MD11nut From , joined Dec 1969, posts, RR: Reply 8, posted (12 years 6 months 1 week 6 days 18 hours ago) and read 1656 times:
I don't have a figure for Bae 146 but for the MD-11, fuel flow is 4.5% higher at the forwardmost CG (in cruise ~ 16%) versus the ideal 32% MAC.
Also on the MD-11, if you load cargo to end up with the forward most ZFWCG, the fuel burn will be about 2.7% higher during cruise.
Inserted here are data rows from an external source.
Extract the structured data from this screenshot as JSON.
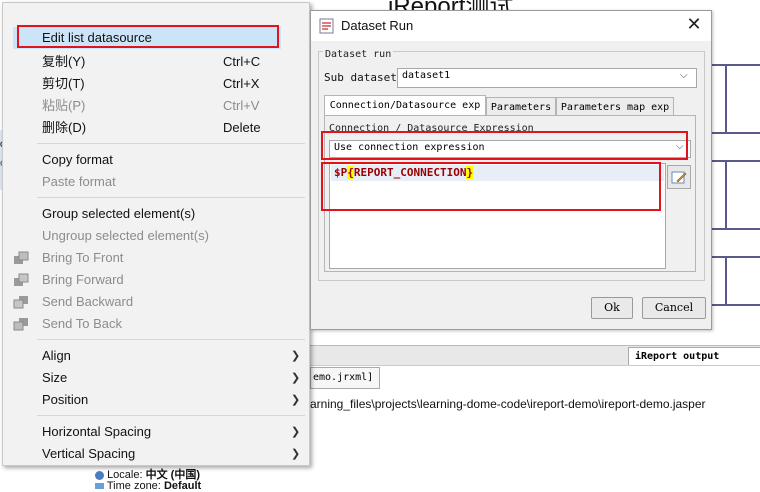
{
  "background": {
    "title": "iReport测试",
    "left_fragment": "on",
    "left_fragment2": "e",
    "output_tab": "iReport output",
    "file_tab": "emo.jrxml]",
    "path_text": "arning_files\\projects\\learning-dome-code\\ireport-demo\\ireport-demo.jasper",
    "locale_label": "Locale:",
    "locale_value": "中文 (中国)",
    "timezone_label": "Time zone:",
    "timezone_value": "Default"
  },
  "context_menu": {
    "items": [
      {
        "label": "Edit list datasource",
        "shortcut": "",
        "disabled": false,
        "highlighted": true
      },
      {
        "label": "复制(Y)",
        "shortcut": "Ctrl+C",
        "disabled": false
      },
      {
        "label": "剪切(T)",
        "shortcut": "Ctrl+X",
        "disabled": false
      },
      {
        "label": "粘贴(P)",
        "shortcut": "Ctrl+V",
        "disabled": true
      },
      {
        "label": "删除(D)",
        "shortcut": "Delete",
        "disabled": false
      },
      {
        "label": "Copy format",
        "shortcut": "",
        "disabled": false
      },
      {
        "label": "Paste format",
        "shortcut": "",
        "disabled": true
      },
      {
        "label": "Group selected element(s)",
        "shortcut": "",
        "disabled": false
      },
      {
        "label": "Ungroup selected element(s)",
        "shortcut": "",
        "disabled": true
      },
      {
        "label": "Bring To Front",
        "shortcut": "",
        "disabled": true,
        "icon": "bring-to-front-icon"
      },
      {
        "label": "Bring Forward",
        "shortcut": "",
        "disabled": true,
        "icon": "bring-forward-icon"
      },
      {
        "label": "Send Backward",
        "shortcut": "",
        "disabled": true,
        "icon": "send-backward-icon"
      },
      {
        "label": "Send To Back",
        "shortcut": "",
        "disabled": true,
        "icon": "send-to-back-icon"
      },
      {
        "label": "Align",
        "submenu": true
      },
      {
        "label": "Size",
        "submenu": true
      },
      {
        "label": "Position",
        "submenu": true
      },
      {
        "label": "Horizontal Spacing",
        "submenu": true
      },
      {
        "label": "Vertical Spacing",
        "submenu": true
      }
    ]
  },
  "dialog": {
    "title": "Dataset Run",
    "group_label": "Dataset run",
    "sub_dataset_label": "Sub dataset",
    "sub_dataset_value": "dataset1",
    "tabs": [
      "Connection/Datasource exp",
      "Parameters",
      "Parameters map exp"
    ],
    "conn_label": "Connection / Datasource Expression",
    "conn_select_value": "Use connection expression",
    "expr_prefix": "$P",
    "expr_open": "{",
    "expr_param": "REPORT_CONNECTION",
    "expr_close": "}",
    "ok_label": "Ok",
    "cancel_label": "Cancel"
  },
  "colors": {
    "menu_highlight": "#cce4f7",
    "highlight_red": "#e0141a",
    "expr_color": "#9a0000",
    "brace_highlight": "#ffff00"
  }
}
That is a huge figure when you calculate based on yearly operation...many thousands of dollars wasted per airplane per year.
OpsManager88 From , joined Dec 1969, posts, RR: Reply 9, posted (12 years 6 months 1 week 6 days 12 hours ago) and read 1640 times:
Thank you for your item.
This is the first time I see a figure put to fuel burn vs CG.
Could you please tell me what manual/page carries this information or whether you could scan/fax the page?
I will, naturally, carry any expense incurred.
You can email me direct to OpsManager88@hotmail.com.
OpsManager88 From , joined Dec 1969, posts, RR: Reply 11, posted (12 years 6 months 1 week 5 days 23 hours ago) and read 1624 times:
MAC is the chord drawn through the geographic center of the plan area of the wing.
C.G. calculations take into consideration the aerodynamic chord of the wing. In tapered wing aircraft (e.g. jets) the chord changes, hence the need for a mean chord.
MD11nut From , joined Dec 1969, posts, RR: Reply 13, posted (12 years 6 months 1 week 4 days 21 hours ago) and read 1613 times:
I got the figures from an article published by Boeing Flight Ops on MD-11 Fuel Conservation.
This was done back in '96 in a booklet form to be distributed to MD-11 operators. I'm not sure about its proprietary. I'll have to look and see. If it's OK, I'll scan and email it to you but it'll take a while. I've been very busy with a newfound passion: scuba diving